Gout is a form of arthritis caused by the deposition of uric acid crystals in joints, most often, in the joint of the big toe. To remove excess uric acid from the blood, urate crystals are deposited in the joints where they cause chemical irritation, with intense pain, swelling, and often a fever. These crystals may also be deposited in large nodules near the joints, and may form stones in the urinary tract.
In some cases, the cause of gout is unknown, and blood uric acid levels are normal. Most patients, however, have high blood uric acid levels, which may be due to underlying problems such as:
• Inherited enzyme defects
• Diseases such as lymphoma
• Anything causing a sudden rise in uric acid in the blood e.g.
o dietary excess – especially red meat
o excess alcohol consumption – beer and spirits
o some drugs – e.g. certain diuretics
o trauma or previous degeneration in the joint
Microscopic analysis of a sample of joint fluid can show the typical crystals and confirm the diagnosis of gout in doubtful cases. Colchicine, NSAIDs and steroids are the main treatments for acute attacks.

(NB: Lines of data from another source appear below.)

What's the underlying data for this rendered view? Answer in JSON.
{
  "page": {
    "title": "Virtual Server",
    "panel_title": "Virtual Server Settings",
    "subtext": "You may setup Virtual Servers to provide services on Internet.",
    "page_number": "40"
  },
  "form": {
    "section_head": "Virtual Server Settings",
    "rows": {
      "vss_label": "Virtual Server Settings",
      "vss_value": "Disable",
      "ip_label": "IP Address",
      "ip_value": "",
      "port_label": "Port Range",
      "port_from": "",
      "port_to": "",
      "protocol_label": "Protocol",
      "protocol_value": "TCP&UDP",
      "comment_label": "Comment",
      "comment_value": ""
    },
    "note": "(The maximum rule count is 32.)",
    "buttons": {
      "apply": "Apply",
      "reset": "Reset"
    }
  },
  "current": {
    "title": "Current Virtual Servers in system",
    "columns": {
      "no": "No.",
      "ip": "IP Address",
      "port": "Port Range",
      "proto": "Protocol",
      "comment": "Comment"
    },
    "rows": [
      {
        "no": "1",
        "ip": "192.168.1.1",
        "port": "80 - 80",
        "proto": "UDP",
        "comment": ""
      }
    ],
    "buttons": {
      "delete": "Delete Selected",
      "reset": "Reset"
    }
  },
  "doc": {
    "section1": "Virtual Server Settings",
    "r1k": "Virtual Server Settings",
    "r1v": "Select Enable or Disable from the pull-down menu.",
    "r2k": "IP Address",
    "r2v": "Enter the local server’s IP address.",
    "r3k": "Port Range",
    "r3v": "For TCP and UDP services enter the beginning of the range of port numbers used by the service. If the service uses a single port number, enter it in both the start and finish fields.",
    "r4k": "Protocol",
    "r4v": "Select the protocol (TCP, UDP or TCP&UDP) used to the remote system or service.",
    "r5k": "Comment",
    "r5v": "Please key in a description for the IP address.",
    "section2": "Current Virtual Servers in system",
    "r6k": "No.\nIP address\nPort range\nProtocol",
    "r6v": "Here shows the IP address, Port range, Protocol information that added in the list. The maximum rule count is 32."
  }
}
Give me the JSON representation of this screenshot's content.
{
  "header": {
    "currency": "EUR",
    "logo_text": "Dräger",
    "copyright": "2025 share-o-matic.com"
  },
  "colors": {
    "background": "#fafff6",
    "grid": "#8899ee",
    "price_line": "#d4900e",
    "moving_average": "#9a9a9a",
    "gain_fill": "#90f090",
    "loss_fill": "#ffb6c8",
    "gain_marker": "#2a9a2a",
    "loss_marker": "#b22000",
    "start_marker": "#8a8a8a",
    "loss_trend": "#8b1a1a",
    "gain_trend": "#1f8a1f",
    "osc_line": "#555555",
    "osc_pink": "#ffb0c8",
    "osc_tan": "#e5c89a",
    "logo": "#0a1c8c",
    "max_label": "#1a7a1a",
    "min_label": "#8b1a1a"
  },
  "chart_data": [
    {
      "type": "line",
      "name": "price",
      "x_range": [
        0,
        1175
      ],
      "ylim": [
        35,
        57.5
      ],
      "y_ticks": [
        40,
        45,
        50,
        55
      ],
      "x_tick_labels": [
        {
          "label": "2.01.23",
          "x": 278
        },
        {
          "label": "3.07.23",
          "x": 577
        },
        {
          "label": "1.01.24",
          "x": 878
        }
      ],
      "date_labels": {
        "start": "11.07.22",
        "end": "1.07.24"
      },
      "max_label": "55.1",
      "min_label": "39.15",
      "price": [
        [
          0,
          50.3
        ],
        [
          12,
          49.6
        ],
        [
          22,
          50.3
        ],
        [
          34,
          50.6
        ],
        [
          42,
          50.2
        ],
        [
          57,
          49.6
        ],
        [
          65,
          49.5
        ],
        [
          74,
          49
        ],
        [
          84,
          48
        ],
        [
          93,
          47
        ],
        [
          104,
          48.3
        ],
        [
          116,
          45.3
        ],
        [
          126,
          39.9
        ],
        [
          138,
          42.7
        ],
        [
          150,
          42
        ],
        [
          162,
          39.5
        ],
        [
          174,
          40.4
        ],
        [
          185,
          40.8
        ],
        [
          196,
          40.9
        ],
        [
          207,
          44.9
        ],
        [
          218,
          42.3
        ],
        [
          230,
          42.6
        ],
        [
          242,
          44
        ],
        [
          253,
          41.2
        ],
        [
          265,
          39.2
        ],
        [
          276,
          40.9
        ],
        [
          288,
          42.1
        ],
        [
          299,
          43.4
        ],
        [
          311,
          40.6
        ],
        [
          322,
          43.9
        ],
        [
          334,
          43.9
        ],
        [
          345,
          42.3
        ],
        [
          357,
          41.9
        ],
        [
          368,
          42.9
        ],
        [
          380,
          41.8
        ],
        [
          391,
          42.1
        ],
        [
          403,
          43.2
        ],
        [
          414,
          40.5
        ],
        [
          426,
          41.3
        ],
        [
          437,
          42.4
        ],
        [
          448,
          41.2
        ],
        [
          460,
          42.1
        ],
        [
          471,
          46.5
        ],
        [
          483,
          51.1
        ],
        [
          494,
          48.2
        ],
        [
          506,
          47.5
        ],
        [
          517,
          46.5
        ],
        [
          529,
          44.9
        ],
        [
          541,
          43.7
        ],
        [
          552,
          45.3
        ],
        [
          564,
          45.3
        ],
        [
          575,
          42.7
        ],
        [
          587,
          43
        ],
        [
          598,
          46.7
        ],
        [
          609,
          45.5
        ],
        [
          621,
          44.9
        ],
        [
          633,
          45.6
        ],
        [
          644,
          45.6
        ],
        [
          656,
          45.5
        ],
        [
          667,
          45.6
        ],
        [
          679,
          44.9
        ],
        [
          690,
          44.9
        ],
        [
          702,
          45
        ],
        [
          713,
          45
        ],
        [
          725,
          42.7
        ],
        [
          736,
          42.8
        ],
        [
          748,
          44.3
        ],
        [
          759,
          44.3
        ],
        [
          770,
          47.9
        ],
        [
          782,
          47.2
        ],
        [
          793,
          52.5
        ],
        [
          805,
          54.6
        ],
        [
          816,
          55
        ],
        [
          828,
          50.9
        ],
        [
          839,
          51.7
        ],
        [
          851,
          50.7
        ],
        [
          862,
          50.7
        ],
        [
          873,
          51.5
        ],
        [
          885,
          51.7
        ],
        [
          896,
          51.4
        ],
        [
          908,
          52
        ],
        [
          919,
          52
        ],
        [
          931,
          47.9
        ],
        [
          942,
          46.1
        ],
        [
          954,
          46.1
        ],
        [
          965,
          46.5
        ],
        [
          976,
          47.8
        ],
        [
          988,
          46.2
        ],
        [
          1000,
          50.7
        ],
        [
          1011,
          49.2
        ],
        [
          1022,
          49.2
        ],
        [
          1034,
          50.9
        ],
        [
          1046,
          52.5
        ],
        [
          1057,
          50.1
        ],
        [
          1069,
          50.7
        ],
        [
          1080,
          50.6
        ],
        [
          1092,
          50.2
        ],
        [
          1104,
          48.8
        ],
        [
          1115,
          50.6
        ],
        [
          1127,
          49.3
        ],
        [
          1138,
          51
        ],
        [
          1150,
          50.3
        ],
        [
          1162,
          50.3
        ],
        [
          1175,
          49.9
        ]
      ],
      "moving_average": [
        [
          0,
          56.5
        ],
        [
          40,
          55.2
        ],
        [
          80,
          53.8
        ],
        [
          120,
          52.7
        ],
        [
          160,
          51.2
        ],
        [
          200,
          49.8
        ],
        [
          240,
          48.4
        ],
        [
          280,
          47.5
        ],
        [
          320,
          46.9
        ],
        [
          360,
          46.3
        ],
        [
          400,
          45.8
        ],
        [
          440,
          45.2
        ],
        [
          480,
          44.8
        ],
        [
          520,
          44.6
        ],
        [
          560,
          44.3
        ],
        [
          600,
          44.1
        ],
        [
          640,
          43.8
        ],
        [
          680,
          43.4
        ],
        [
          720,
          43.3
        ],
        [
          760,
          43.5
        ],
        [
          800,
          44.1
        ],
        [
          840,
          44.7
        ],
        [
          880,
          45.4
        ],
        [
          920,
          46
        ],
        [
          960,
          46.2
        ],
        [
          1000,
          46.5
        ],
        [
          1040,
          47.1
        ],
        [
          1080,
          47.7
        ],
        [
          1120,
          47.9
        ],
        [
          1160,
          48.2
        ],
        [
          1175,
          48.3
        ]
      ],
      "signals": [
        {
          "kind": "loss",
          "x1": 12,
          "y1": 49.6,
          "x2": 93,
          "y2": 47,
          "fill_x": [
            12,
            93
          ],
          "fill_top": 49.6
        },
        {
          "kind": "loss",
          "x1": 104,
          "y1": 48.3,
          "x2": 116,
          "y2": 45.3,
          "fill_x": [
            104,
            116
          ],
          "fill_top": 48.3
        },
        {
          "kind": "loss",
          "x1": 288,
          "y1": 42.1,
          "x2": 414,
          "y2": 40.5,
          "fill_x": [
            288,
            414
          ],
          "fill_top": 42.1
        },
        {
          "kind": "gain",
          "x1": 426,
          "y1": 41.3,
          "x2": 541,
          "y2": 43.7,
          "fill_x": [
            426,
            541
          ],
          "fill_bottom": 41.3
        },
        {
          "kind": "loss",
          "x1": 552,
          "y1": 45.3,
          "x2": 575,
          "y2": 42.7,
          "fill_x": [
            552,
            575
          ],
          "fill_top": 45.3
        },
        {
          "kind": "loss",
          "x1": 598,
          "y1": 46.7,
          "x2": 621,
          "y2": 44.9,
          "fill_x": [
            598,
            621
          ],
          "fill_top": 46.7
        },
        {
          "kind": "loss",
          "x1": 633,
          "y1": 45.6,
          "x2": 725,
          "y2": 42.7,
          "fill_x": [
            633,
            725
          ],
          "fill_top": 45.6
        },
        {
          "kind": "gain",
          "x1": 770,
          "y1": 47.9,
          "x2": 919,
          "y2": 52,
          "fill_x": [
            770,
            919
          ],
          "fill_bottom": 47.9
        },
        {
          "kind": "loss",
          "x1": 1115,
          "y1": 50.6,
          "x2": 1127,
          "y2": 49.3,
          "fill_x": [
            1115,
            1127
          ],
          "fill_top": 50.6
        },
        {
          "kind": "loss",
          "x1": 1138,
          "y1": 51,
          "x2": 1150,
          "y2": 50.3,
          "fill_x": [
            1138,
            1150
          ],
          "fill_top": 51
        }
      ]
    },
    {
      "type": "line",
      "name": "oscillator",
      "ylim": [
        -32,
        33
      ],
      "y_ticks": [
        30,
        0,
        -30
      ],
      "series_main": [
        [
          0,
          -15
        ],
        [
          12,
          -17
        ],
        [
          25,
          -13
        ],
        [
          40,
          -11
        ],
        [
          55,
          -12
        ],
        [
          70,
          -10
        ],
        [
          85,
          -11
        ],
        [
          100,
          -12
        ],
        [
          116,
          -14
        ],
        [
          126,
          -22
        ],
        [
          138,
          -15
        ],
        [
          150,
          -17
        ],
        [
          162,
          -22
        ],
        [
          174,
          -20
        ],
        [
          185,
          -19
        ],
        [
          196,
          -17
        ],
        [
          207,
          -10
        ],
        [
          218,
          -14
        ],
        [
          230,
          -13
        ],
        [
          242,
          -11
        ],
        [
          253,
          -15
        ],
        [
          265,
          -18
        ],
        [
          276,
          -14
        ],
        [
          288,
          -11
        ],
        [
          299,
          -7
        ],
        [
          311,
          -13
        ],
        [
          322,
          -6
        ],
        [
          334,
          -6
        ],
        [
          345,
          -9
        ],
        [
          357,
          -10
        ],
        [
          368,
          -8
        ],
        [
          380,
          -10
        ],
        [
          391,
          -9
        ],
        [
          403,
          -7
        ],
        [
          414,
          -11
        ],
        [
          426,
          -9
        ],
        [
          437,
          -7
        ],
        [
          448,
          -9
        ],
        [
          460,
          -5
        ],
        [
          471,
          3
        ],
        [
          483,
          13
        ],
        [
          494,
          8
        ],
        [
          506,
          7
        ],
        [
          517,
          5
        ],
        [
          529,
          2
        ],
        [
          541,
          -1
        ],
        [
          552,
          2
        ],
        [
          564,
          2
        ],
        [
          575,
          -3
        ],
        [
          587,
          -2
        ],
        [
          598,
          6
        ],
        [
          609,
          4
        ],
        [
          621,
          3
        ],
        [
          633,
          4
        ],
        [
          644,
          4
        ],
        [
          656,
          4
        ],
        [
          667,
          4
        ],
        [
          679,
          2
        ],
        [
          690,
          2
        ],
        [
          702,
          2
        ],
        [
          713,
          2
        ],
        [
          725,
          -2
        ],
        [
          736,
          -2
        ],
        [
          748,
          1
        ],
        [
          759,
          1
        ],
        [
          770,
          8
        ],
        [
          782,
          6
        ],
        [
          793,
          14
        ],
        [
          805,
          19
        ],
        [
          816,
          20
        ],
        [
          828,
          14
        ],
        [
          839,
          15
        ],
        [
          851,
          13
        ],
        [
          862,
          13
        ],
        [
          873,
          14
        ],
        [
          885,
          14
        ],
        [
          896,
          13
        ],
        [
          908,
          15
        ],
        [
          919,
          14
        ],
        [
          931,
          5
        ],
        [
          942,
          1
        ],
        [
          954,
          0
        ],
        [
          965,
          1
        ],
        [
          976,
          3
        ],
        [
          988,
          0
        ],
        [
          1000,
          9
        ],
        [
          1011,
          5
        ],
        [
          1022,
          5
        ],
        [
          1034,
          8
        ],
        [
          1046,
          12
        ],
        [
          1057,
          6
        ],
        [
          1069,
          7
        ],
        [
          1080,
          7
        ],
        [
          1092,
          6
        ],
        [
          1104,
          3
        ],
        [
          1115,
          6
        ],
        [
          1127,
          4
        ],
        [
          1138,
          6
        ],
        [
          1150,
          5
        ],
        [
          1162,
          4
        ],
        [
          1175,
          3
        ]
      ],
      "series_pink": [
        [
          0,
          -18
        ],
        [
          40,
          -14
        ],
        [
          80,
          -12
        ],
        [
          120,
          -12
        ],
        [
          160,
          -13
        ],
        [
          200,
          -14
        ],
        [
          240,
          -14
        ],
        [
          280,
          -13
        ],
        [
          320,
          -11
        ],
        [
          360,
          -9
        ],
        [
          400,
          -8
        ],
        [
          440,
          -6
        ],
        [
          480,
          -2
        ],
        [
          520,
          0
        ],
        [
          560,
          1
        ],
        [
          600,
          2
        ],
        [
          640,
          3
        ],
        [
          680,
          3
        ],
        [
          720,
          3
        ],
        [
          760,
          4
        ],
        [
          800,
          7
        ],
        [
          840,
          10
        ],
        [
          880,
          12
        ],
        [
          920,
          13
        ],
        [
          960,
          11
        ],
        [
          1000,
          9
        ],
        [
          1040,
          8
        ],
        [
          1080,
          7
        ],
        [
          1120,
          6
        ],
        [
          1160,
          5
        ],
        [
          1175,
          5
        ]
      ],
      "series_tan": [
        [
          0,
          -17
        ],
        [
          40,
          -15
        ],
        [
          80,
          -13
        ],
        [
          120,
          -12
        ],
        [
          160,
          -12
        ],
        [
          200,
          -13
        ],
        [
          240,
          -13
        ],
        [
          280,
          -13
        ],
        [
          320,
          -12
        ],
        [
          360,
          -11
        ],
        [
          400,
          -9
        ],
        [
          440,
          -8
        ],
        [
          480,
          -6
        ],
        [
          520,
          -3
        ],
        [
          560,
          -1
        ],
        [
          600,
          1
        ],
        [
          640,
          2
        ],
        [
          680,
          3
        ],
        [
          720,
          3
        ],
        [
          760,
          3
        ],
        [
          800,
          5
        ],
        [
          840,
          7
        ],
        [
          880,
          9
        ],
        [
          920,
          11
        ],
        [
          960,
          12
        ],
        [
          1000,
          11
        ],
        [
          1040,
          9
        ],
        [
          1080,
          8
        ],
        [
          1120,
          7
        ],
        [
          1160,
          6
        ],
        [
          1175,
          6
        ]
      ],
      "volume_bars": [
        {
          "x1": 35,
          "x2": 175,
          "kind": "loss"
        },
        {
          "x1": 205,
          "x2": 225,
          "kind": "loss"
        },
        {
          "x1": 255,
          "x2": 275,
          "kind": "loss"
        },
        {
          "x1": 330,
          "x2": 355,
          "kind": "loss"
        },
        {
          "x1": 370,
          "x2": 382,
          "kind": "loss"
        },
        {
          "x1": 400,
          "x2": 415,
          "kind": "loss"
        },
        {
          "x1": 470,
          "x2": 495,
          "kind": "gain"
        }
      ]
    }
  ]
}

Gout typically causes no symptoms at all between acute attacks. Over time, however, bones may be destroyed near joints, and urate crystals may be deposited in other tissues, forming the painless nodules (tophi) often seen e.g. on earlobes, elbows and hands. Chronic gout may also lead to kidney stones formed from these urate crystals.